(Data extracted from a collection)
++++++++++++++++++++
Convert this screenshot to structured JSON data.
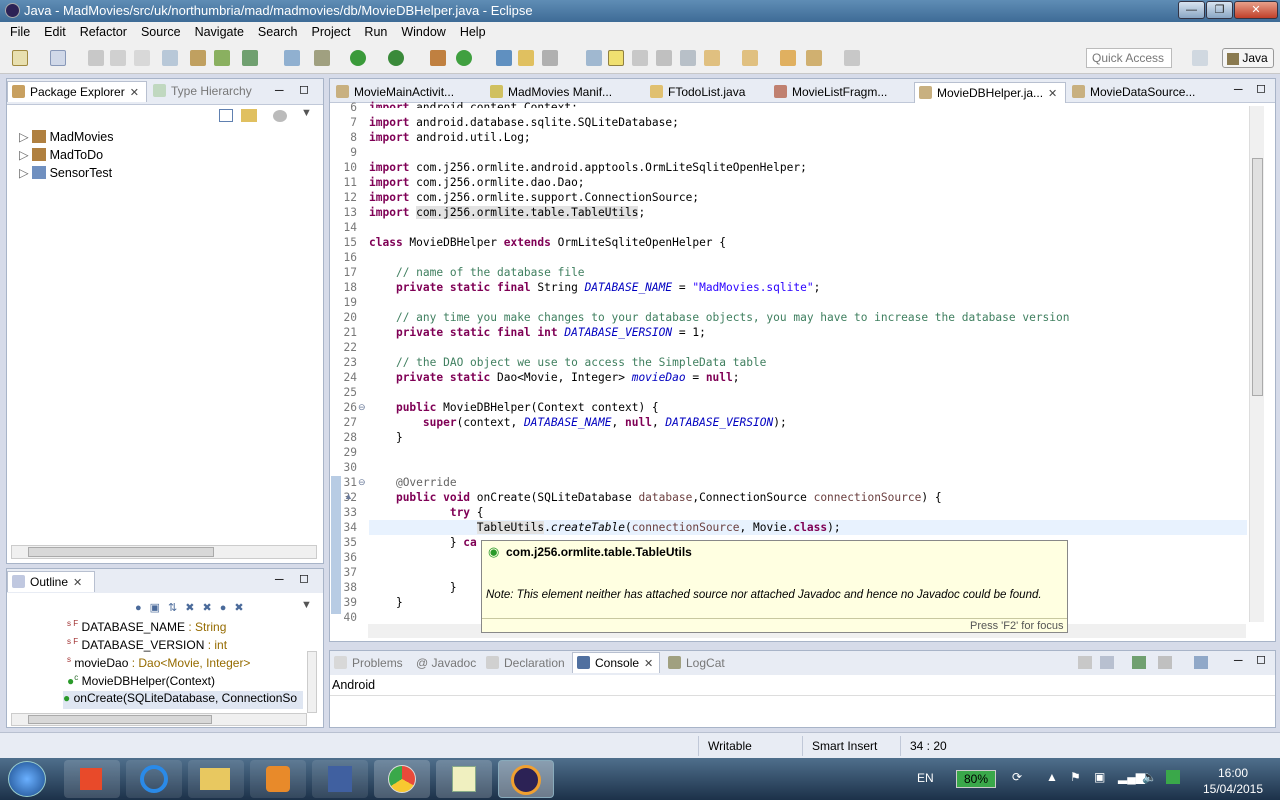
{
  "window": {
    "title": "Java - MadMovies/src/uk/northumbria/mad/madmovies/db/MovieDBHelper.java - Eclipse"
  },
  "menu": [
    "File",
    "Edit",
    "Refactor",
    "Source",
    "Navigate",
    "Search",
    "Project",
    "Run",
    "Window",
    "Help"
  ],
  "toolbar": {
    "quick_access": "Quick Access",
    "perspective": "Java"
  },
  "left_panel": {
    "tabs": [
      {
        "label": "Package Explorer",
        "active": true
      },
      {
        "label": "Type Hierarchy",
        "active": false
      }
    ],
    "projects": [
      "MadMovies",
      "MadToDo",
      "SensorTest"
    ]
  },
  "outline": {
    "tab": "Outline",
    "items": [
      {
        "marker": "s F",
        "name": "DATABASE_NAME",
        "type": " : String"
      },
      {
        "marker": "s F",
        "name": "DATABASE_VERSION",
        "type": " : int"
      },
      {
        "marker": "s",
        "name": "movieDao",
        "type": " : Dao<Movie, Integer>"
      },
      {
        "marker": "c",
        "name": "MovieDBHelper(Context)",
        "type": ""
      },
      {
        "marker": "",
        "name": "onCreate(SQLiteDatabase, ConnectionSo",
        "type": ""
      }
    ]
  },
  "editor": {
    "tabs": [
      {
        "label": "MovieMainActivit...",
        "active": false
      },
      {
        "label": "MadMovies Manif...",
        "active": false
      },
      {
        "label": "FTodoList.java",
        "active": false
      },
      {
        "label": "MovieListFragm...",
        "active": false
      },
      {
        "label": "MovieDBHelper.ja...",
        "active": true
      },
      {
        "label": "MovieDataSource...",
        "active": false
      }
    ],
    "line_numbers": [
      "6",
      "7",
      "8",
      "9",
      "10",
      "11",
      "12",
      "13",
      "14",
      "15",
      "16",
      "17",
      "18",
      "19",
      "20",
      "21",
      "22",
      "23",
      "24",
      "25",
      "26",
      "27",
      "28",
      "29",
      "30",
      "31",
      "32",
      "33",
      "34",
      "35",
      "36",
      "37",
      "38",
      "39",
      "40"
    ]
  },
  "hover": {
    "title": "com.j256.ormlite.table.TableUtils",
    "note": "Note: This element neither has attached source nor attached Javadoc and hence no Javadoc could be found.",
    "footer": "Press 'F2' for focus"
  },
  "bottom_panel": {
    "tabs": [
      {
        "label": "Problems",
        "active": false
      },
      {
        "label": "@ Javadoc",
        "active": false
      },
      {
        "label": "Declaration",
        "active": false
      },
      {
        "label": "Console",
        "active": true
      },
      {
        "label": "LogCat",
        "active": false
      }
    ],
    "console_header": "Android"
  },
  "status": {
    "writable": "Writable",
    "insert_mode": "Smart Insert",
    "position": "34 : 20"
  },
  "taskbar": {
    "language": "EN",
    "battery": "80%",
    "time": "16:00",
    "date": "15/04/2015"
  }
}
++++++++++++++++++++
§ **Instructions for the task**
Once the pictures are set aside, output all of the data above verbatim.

§ **Solved exercise**
Convert this screenshot to structured JSON data.
{
  "window": {
    "title": "Java - MadMovies/src/uk/northumbria/mad/madmovies/db/MovieDBHelper.java - Eclipse"
  },
  "menu": [
    "File",
    "Edit",
    "Refactor",
    "Source",
    "Navigate",
    "Search",
    "Project",
    "Run",
    "Window",
    "Help"
  ],
  "toolbar": {
    "quick_access": "Quick Access",
    "perspective": "Java"
  },
  "left_panel": {
    "tabs": [
      {
        "label": "Package Explorer",
        "active": true
      },
      {
        "label": "Type Hierarchy",
        "active": false
      }
    ],
    "projects": [
      "MadMovies",
      "MadToDo",
      "SensorTest"
    ]
  },
  "outline": {
    "tab": "Outline",
    "items": [
      {
        "marker": "s F",
        "name": "DATABASE_NAME",
        "type": " : String"
      },
      {
        "marker": "s F",
        "name": "DATABASE_VERSION",
        "type": " : int"
      },
      {
        "marker": "s",
        "name": "movieDao",
        "type": " : Dao<Movie, Integer>"
      },
      {
        "marker": "c",
        "name": "MovieDBHelper(Context)",
        "type": ""
      },
      {
        "marker": "",
        "name": "onCreate(SQLiteDatabase, ConnectionSo",
        "type": ""
      }
    ]
  },
  "editor": {
    "tabs": [
      {
        "label": "MovieMainActivit...",
        "active": false
      },
      {
        "label": "MadMovies Manif...",
        "active": false
      },
      {
        "label": "FTodoList.java",
        "active": false
      },
      {
        "label": "MovieListFragm...",
        "active": false
      },
      {
        "label": "MovieDBHelper.ja...",
        "active": true
      },
      {
        "label": "MovieDataSource...",
        "active": false
      }
    ],
    "line_numbers": [
      "6",
      "7",
      "8",
      "9",
      "10",
      "11",
      "12",
      "13",
      "14",
      "15",
      "16",
      "17",
      "18",
      "19",
      "20",
      "21",
      "22",
      "23",
      "24",
      "25",
      "26",
      "27",
      "28",
      "29",
      "30",
      "31",
      "32",
      "33",
      "34",
      "35",
      "36",
      "37",
      "38",
      "39",
      "40"
    ]
  },
  "hover": {
    "title": "com.j256.ormlite.table.TableUtils",
    "note": "Note: This element neither has attached source nor attached Javadoc and hence no Javadoc could be found.",
    "footer": "Press 'F2' for focus"
  },
  "bottom_panel": {
    "tabs": [
      {
        "label": "Problems",
        "active": false
      },
      {
        "label": "@ Javadoc",
        "active": false
      },
      {
        "label": "Declaration",
        "active": false
      },
      {
        "label": "Console",
        "active": true
      },
      {
        "label": "LogCat",
        "active": false
      }
    ],
    "console_header": "Android"
  },
  "status": {
    "writable": "Writable",
    "insert_mode": "Smart Insert",
    "position": "34 : 20"
  },
  "taskbar": {
    "language": "EN",
    "battery": "80%",
    "time": "16:00",
    "date": "15/04/2015"
  }
}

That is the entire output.